The U.S. Attorney’s Office for the District of Montana announced Friday that the Chippewa Cree Tribe of Rocky Boy’s Indian Reservation was one of two tribes in Montana to receive public safety grants, totaling $1.8 million in Montana.
The Chippewa Cree Tribe received $1,094,574 from the U.S. Department of Justice, while the Confederated Salish Kootenai Tribes of the Flathead Indian Reservation received $721,266.
“We’re increasing our efforts to support tribal communities and to build and sustain tribal justice systems,” U.S. Attorney Michael Cotter said in a press release announcing the grants.
“The Chippewa Cree tribe received a Public Safety and Community Policing grant, a strategic planning grant, and a Violence Against Women Tribal Governments Program grant targeted to help decrease the incidence of violent crime against Indian women and to ensure that perpetrators of violent crimes committed against Indian women are held accountable.
“Violence against native women continues at alarming rates and children in Indian country encounter violence far too often,” Cotter said.
The Salish Kootenai Tribes grant was through the Alcohol and Substance Abuse Program overseen by the Office of Justice Programs. Tribes were encouraged to apply for funds to enhance tribal justice systems and support alcohol and substance abuse programs.

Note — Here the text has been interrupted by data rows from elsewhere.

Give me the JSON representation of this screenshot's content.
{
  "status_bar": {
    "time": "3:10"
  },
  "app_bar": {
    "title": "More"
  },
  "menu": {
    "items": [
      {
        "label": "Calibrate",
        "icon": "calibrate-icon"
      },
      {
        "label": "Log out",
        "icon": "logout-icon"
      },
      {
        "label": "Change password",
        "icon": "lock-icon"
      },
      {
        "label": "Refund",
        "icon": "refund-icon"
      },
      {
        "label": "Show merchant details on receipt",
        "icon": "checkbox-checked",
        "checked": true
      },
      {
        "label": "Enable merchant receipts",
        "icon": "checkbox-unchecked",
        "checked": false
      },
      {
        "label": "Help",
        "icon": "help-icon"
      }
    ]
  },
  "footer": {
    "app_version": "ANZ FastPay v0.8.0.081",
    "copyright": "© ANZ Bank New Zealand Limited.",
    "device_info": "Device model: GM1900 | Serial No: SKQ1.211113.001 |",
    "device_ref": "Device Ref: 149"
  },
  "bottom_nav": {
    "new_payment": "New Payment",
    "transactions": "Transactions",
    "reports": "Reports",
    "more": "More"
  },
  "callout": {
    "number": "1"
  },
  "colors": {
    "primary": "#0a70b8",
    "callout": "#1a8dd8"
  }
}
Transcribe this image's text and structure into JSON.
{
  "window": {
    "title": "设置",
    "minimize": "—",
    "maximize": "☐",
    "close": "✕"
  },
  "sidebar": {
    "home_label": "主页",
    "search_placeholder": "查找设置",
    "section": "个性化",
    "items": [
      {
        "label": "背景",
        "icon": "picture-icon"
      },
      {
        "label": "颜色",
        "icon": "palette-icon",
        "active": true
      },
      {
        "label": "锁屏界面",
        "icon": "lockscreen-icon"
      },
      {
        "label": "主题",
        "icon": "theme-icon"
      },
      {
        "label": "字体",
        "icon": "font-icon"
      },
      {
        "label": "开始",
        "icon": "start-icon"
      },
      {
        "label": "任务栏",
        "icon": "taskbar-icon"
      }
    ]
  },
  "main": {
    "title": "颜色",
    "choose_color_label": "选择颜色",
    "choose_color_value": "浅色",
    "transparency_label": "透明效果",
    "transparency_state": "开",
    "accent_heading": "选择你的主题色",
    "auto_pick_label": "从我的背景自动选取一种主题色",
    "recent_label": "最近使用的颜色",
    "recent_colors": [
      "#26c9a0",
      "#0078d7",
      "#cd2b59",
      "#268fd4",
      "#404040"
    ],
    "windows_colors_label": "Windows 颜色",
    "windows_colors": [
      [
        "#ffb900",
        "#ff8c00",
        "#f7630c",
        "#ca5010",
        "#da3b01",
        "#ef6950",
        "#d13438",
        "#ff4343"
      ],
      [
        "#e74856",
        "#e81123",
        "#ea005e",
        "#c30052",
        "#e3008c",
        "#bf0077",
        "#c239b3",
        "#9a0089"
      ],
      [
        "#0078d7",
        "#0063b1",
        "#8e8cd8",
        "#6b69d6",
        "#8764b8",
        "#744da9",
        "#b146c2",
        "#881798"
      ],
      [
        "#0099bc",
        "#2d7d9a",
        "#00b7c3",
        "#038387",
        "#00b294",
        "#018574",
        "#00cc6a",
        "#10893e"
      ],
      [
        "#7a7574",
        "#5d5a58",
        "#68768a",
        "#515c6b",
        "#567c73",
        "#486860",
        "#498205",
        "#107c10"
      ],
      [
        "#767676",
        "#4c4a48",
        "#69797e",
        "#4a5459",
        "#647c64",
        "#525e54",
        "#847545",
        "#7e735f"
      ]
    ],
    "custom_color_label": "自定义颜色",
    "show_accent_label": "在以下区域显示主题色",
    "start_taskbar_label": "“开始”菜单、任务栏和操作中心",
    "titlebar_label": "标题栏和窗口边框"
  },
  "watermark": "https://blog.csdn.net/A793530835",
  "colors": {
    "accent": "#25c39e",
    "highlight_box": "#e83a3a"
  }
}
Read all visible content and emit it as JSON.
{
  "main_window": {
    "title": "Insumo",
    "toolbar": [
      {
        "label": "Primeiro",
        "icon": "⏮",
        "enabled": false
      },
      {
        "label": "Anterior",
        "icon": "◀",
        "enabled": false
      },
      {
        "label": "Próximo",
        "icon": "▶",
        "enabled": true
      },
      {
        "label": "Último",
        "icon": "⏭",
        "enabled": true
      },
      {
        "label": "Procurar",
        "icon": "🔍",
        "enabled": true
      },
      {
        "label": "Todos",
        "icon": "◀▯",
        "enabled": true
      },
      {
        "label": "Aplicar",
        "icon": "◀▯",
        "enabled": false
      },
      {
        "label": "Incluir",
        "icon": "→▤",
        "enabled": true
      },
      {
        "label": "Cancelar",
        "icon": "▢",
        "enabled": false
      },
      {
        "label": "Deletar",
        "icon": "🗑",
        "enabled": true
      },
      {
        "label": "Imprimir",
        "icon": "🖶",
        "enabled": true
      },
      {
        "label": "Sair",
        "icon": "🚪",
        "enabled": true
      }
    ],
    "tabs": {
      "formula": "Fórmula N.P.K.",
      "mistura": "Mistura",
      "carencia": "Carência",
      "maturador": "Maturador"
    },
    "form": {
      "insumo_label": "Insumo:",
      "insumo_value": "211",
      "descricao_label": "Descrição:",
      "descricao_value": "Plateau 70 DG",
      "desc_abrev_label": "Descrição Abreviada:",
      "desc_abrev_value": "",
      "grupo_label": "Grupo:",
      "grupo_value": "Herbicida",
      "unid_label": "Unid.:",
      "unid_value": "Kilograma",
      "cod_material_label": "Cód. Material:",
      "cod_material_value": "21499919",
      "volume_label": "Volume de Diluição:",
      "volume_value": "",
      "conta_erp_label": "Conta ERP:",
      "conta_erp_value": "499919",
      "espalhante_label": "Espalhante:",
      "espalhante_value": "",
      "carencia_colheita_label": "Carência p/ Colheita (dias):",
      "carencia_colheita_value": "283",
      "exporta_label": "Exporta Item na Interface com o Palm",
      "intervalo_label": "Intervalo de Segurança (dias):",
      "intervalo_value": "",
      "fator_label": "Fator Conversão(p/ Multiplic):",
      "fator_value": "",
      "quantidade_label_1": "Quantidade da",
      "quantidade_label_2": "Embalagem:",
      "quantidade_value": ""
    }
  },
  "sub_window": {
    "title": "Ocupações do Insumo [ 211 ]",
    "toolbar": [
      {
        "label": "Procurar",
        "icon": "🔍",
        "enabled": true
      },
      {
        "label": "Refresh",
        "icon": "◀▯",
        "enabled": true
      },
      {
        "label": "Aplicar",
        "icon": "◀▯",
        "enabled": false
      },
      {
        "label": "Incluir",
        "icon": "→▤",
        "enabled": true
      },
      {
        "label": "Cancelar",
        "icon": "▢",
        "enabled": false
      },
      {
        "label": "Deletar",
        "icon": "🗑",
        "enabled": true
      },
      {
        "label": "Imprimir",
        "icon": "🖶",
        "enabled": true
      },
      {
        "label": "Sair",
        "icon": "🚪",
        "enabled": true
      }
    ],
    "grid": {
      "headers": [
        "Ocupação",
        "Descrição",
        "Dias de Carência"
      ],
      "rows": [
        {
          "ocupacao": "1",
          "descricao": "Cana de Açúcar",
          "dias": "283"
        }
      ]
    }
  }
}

Cotter attended a meeting of U.S. Attorney General Eric Holder’s Native American Issues Subcommittee in Celilo Village, Ore ., where the grants were announced. The Justice Department awarded 192 grants to 110 American Indian tribes, Alaska Native villages, tribal consortia, and tribal designated non-profits. The grants will provide more than $90 million to enhance law enforcement practices and sustain crime prevention efforts.